A guide to understanding, and liberating ourselves from, our past.
To an extraordinary and humbling extent, who we are as adults is determined by events that happened to us before our fifteenth birthday. The way we express affection, the sort of people we find appealing, our understanding of success and our approach to work are all shaped by events in childhood.
We don’t have to remain prisoners of the past, but in order to liberate ourselves from our histories we must first become fully aware of them. This is a book about such a liberation. We learn about how character is developed, the concept of ‘emotional inheritance’, the formation of our concepts of being ‘good’ or ‘bad’ and the impact of parental styles of love on the way we choose adult partners. We learn too about how we might evolve emotionally and, in particular, how we may sometimes need to have a breakdown in order to have a breakthrough.
We are left with a powerful sense that building up an emotionally successful adult life is possible so long as we reflect with sufficient imagination and compassion on what happened to us a long while back.
• Emotional Inheritance - How emotional problems are handed down from parent to child
• The Golden Child Syndrome -How too much love from our parents can be just as damaging as too little
• Over-Achievement - How we compensate for emotional neglect through worldly success
• Splitting - How we fail to reconcile between the good and bad aspects of our parents
• Soothing - How we still require the kinds of affection we received as children

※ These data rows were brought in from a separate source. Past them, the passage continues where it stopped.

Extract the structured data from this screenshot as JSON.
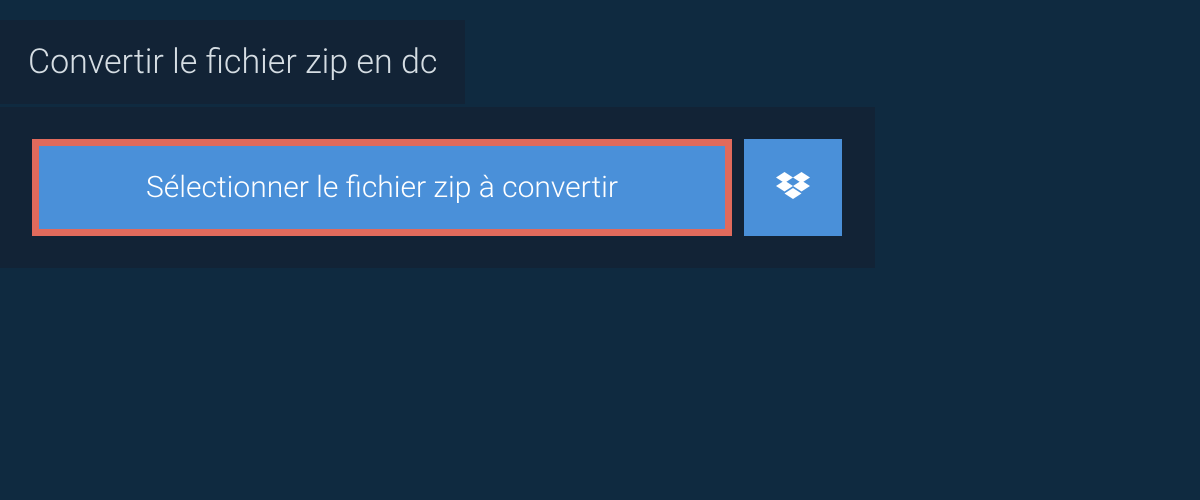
{
  "header": {
    "title": "Convertir le fichier zip en dc"
  },
  "actions": {
    "select_file_label": "Sélectionner le fichier zip à convertir"
  },
  "colors": {
    "page_bg": "#0f2a40",
    "panel_bg": "#122336",
    "button_bg": "#4a90d9",
    "highlight_border": "#e06a5c",
    "text_light": "#d5dde3",
    "text_white": "#ffffff"
  }
}
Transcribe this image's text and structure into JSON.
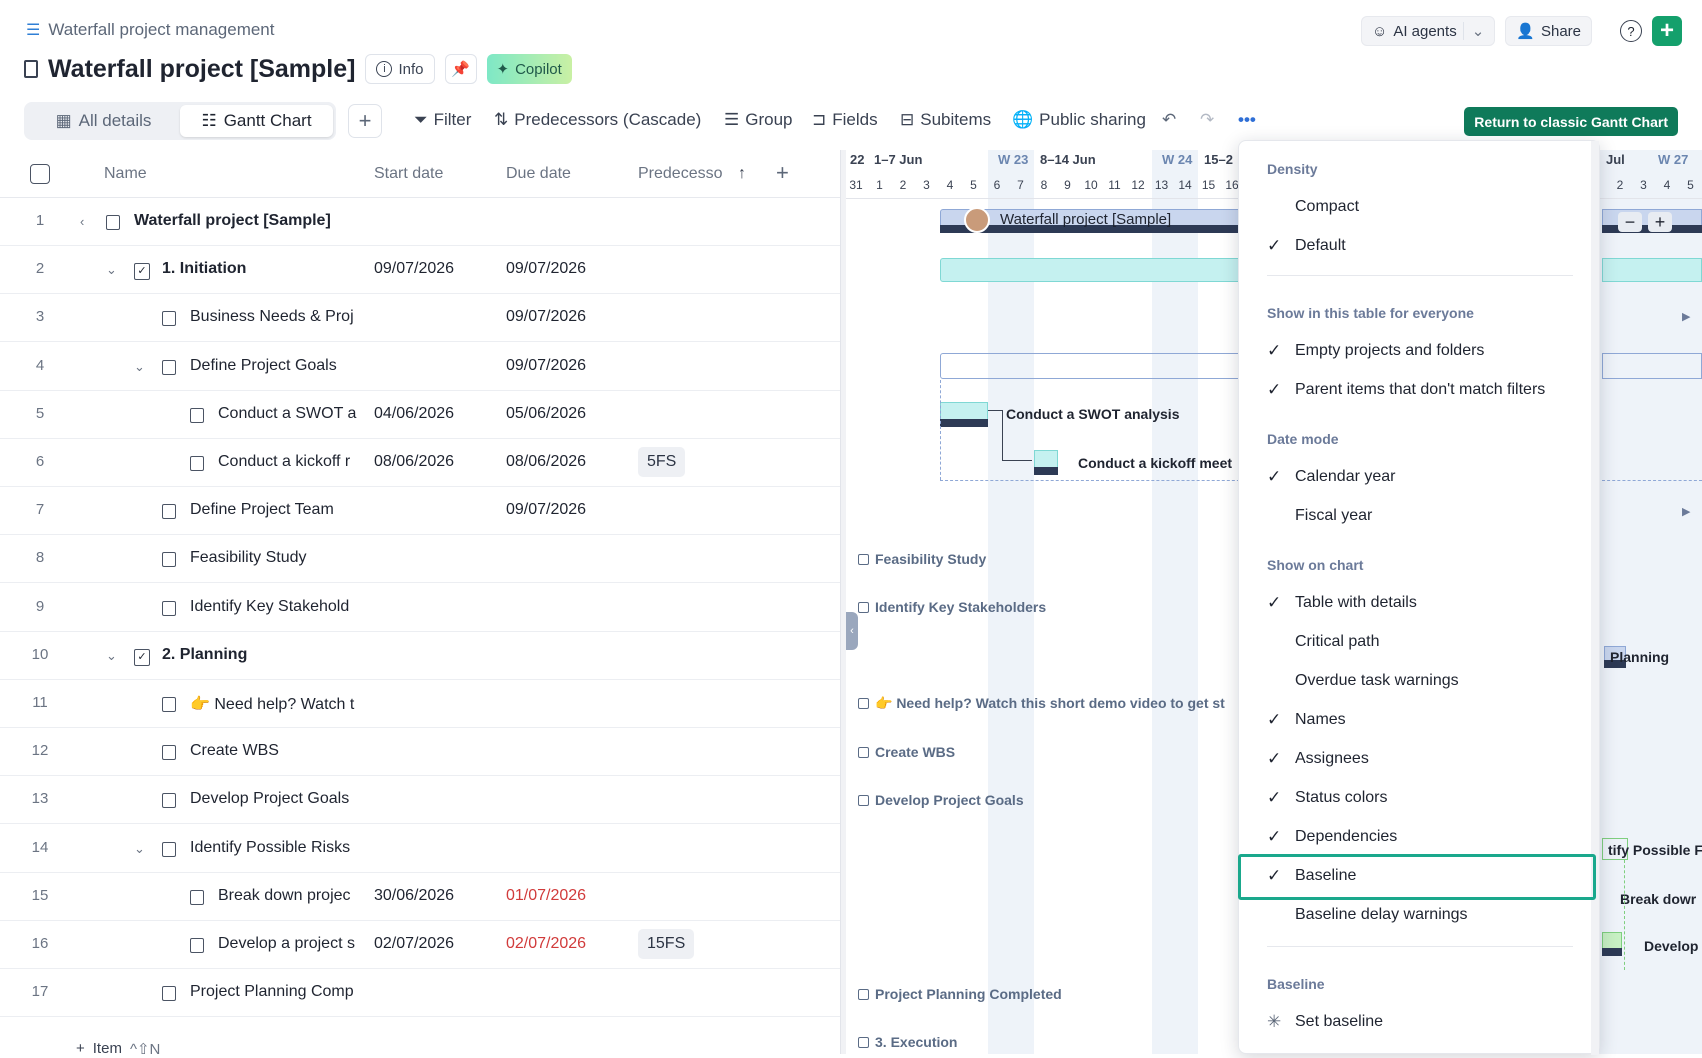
{
  "breadcrumb": {
    "label": "Waterfall project management"
  },
  "header": {
    "title": "Waterfall project [Sample]",
    "info": "Info",
    "copilot": "Copilot"
  },
  "topbar": {
    "ai_agents": "AI agents",
    "share": "Share"
  },
  "views": {
    "all_details": "All details",
    "gantt": "Gantt Chart"
  },
  "toolbar": {
    "filter": "Filter",
    "predecessors": "Predecessors (Cascade)",
    "group": "Group",
    "fields": "Fields",
    "subitems": "Subitems",
    "public_sharing": "Public sharing",
    "classic": "Return to classic Gantt Chart"
  },
  "columns": {
    "name": "Name",
    "start": "Start date",
    "due": "Due date",
    "pred": "Predecesso"
  },
  "rows": [
    {
      "num": "1",
      "name": "Waterfall project [Sample]",
      "start": "",
      "due": "",
      "pred": ""
    },
    {
      "num": "2",
      "name": "1. Initiation",
      "start": "09/07/2026",
      "due": "09/07/2026",
      "pred": ""
    },
    {
      "num": "3",
      "name": "Business Needs & Proj",
      "start": "",
      "due": "09/07/2026",
      "pred": ""
    },
    {
      "num": "4",
      "name": "Define Project Goals",
      "start": "",
      "due": "09/07/2026",
      "pred": ""
    },
    {
      "num": "5",
      "name": "Conduct a SWOT a",
      "start": "04/06/2026",
      "due": "05/06/2026",
      "pred": ""
    },
    {
      "num": "6",
      "name": "Conduct a kickoff r",
      "start": "08/06/2026",
      "due": "08/06/2026",
      "pred": "5FS"
    },
    {
      "num": "7",
      "name": "Define Project Team",
      "start": "",
      "due": "09/07/2026",
      "pred": ""
    },
    {
      "num": "8",
      "name": "Feasibility Study",
      "start": "",
      "due": "",
      "pred": ""
    },
    {
      "num": "9",
      "name": "Identify Key Stakehold",
      "start": "",
      "due": "",
      "pred": ""
    },
    {
      "num": "10",
      "name": "2. Planning",
      "start": "",
      "due": "",
      "pred": ""
    },
    {
      "num": "11",
      "name": "👉 Need help? Watch t",
      "start": "",
      "due": "",
      "pred": ""
    },
    {
      "num": "12",
      "name": "Create WBS",
      "start": "",
      "due": "",
      "pred": ""
    },
    {
      "num": "13",
      "name": "Develop Project Goals",
      "start": "",
      "due": "",
      "pred": ""
    },
    {
      "num": "14",
      "name": "Identify Possible Risks",
      "start": "",
      "due": "",
      "pred": ""
    },
    {
      "num": "15",
      "name": "Break down projec",
      "start": "30/06/2026",
      "due": "01/07/2026",
      "pred": ""
    },
    {
      "num": "16",
      "name": "Develop a project s",
      "start": "02/07/2026",
      "due": "02/07/2026",
      "pred": "15FS"
    },
    {
      "num": "17",
      "name": "Project Planning Comp",
      "start": "",
      "due": "",
      "pred": ""
    }
  ],
  "footer": {
    "add_item": "Item",
    "shortcut": "^⇧N"
  },
  "gantt": {
    "weeks": [
      "22",
      "1–7 Jun",
      "W 23",
      "8–14 Jun",
      "W 24",
      "15–2",
      "Jul",
      "W 27"
    ],
    "days": [
      "31",
      "1",
      "2",
      "3",
      "4",
      "5",
      "6",
      "7",
      "8",
      "9",
      "10",
      "11",
      "12",
      "13",
      "14",
      "15",
      "16"
    ],
    "days_right": [
      "2",
      "3",
      "4",
      "5"
    ],
    "labels": {
      "project": "Waterfall project [Sample]",
      "swot": "Conduct a SWOT analysis",
      "kickoff": "Conduct a kickoff meet",
      "feasibility": "Feasibility Study",
      "stakeholders": "Identify Key Stakeholders",
      "planning": "Planning",
      "needhelp": "👉 Need help? Watch this short demo video to get st",
      "wbs": "Create WBS",
      "goals": "Develop Project Goals",
      "risks": "tify Possible F",
      "breakdown": "Break dowr",
      "develop": "Develop",
      "completed": "Project Planning Completed",
      "execution": "3. Execution"
    }
  },
  "menu": {
    "density": "Density",
    "compact": "Compact",
    "default": "Default",
    "show_table": "Show in this table for everyone",
    "empty_projects": "Empty projects and folders",
    "parent_items": "Parent items that don't match filters",
    "date_mode": "Date mode",
    "calendar_year": "Calendar year",
    "fiscal_year": "Fiscal year",
    "show_chart": "Show on chart",
    "table_details": "Table with details",
    "critical_path": "Critical path",
    "overdue": "Overdue task warnings",
    "names": "Names",
    "assignees": "Assignees",
    "status_colors": "Status colors",
    "dependencies": "Dependencies",
    "baseline_item": "Baseline",
    "baseline_delay": "Baseline delay warnings",
    "baseline_section": "Baseline",
    "set_baseline": "Set baseline"
  },
  "colors": {
    "accent_green": "#14a06c",
    "highlight": "#1aa88c",
    "overdue": "#d13b3b"
  }
}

• Becoming an Adult - How recognising our immaturity is the key to growth
Extracts from the Book:
On Snobbish Parents
"Given how pejorative the term is, we are understandably keen to locate snobs somewhere far from us. They are the people in the newspaper, or the ones who live in the other part of town or went to the school we didn't go to - but it's nice not to imagine them too near to home"
On People Pleasing
"Being someone who pleases people sounds, on the face of it, like a very good thing. It is, however a pattern of behaviour riddled with problems, as much for the perpetrator as for their audience; the people-pleaser is someone (who might at times be oneself) who feels they have no option but to mould themselves to the expectations of others and yet harbours all manner of secret and at points dangerous reservations and resentments"
On Responses to Criticism
"Criticism is never easy. To learn that others judge us to be foolish, perverse, ugly or unpleasant is one of the most challenging aspects of any life. However, the impact of criticism is hugely variable - and depends ultimately on an unexpected detail: what sort of childhood we have had. The clue to whether criticism will be experienced as merely unpleasant or wholly catastrophic lies in what happened to us many decades ago in the hands of our earliest caregivers."
Hardback book | 118 pages | 187 x 115 mm